| SUPPLIED MATERIAL |
• • • • •

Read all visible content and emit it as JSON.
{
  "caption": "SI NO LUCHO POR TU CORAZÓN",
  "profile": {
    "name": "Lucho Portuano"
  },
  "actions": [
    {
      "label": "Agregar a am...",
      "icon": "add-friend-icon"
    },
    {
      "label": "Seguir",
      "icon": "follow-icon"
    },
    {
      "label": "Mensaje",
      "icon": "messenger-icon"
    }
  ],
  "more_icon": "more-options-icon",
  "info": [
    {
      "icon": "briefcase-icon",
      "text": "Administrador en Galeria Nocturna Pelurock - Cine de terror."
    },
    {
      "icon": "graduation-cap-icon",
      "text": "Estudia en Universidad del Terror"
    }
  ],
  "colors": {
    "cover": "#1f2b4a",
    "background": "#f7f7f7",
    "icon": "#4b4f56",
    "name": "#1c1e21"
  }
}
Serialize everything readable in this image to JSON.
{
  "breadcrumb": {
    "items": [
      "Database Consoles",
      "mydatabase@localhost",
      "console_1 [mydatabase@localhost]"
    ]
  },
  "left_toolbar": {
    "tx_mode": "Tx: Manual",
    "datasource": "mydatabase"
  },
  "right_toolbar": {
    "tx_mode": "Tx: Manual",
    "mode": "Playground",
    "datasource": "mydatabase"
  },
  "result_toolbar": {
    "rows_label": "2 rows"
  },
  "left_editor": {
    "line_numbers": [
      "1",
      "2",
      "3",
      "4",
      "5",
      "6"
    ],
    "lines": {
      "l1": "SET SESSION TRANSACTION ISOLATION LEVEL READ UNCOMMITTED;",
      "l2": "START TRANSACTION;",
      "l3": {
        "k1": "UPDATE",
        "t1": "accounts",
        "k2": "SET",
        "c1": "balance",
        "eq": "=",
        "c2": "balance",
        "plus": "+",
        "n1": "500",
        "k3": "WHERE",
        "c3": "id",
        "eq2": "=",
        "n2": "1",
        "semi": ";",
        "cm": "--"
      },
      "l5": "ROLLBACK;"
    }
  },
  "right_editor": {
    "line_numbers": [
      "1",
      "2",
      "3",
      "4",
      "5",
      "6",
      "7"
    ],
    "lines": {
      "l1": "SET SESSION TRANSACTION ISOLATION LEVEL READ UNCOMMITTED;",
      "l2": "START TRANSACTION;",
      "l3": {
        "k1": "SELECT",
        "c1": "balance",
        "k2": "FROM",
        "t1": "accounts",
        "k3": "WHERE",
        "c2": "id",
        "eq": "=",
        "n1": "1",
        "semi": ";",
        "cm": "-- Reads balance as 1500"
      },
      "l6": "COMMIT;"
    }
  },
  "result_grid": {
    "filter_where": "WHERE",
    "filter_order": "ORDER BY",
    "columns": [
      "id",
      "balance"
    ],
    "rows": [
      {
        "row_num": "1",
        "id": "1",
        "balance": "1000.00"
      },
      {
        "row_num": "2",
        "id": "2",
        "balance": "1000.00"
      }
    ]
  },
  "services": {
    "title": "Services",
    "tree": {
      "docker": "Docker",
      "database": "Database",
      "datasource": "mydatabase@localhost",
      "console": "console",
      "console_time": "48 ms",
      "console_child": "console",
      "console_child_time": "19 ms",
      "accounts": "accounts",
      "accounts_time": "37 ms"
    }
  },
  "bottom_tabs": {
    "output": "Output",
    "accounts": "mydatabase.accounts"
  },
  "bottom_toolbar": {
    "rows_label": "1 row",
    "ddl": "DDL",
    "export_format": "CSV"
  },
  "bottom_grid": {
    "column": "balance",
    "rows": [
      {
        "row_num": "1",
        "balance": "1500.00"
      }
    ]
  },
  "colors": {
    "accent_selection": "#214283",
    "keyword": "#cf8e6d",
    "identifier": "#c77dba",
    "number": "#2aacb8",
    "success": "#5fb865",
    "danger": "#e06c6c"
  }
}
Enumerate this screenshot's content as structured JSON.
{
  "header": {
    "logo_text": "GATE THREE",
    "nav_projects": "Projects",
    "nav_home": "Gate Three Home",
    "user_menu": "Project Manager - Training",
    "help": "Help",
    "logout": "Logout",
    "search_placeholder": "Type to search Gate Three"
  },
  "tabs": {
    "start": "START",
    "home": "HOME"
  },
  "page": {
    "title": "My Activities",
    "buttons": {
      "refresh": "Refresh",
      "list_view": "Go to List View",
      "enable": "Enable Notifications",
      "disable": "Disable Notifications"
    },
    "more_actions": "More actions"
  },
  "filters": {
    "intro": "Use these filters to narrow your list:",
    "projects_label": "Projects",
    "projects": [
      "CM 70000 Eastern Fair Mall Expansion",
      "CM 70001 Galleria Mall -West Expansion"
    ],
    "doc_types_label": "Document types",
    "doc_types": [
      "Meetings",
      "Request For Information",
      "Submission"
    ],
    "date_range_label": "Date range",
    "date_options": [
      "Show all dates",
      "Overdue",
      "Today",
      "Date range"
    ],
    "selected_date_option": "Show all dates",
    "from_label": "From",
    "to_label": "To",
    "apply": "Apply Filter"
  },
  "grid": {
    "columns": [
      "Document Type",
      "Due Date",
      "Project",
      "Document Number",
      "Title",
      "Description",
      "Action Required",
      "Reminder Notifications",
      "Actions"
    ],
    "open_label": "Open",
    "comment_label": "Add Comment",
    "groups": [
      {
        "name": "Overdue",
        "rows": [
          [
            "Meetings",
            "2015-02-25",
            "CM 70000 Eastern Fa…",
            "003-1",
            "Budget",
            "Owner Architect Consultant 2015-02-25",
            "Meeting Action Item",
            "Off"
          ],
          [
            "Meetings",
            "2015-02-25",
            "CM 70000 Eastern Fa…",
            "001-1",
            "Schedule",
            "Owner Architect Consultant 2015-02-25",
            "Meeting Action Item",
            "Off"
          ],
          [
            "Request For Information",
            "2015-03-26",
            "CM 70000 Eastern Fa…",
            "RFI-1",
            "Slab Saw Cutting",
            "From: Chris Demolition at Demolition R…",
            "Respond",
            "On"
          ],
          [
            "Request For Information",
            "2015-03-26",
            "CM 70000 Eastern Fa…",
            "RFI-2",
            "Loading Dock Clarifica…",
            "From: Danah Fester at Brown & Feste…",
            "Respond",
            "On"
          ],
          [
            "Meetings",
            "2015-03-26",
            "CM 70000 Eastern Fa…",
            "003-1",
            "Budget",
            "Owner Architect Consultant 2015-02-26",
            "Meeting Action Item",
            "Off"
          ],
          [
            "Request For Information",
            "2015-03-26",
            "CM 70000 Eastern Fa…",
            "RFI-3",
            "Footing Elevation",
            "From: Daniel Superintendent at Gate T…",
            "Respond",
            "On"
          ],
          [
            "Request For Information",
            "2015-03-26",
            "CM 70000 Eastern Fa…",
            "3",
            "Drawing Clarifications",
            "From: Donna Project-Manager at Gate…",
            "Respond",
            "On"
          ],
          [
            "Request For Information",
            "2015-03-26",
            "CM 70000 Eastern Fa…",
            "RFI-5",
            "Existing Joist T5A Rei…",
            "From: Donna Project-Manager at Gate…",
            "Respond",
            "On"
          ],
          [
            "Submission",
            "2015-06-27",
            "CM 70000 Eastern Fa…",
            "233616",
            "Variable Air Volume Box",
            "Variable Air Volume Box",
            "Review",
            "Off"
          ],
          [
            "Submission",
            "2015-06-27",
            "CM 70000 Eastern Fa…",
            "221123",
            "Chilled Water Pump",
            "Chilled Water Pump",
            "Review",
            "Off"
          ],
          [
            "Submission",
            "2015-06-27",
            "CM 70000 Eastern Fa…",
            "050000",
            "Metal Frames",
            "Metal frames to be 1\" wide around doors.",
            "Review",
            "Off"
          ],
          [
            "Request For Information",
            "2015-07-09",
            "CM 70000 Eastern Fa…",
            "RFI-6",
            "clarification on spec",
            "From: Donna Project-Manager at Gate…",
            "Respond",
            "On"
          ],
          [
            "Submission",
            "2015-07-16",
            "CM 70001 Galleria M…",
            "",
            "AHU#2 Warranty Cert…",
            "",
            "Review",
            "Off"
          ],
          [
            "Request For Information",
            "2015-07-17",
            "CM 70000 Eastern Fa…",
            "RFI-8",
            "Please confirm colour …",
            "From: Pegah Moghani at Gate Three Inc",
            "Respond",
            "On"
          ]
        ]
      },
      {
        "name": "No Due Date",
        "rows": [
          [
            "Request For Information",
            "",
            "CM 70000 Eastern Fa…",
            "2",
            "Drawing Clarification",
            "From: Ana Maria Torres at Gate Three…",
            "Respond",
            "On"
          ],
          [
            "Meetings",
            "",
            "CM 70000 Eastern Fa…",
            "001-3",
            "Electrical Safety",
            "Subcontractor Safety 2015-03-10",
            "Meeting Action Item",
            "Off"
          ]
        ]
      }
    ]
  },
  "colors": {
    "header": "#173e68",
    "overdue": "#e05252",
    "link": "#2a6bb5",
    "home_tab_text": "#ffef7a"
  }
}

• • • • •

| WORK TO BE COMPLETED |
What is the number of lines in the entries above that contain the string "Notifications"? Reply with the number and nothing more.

| EXERCISE ANSWER |
3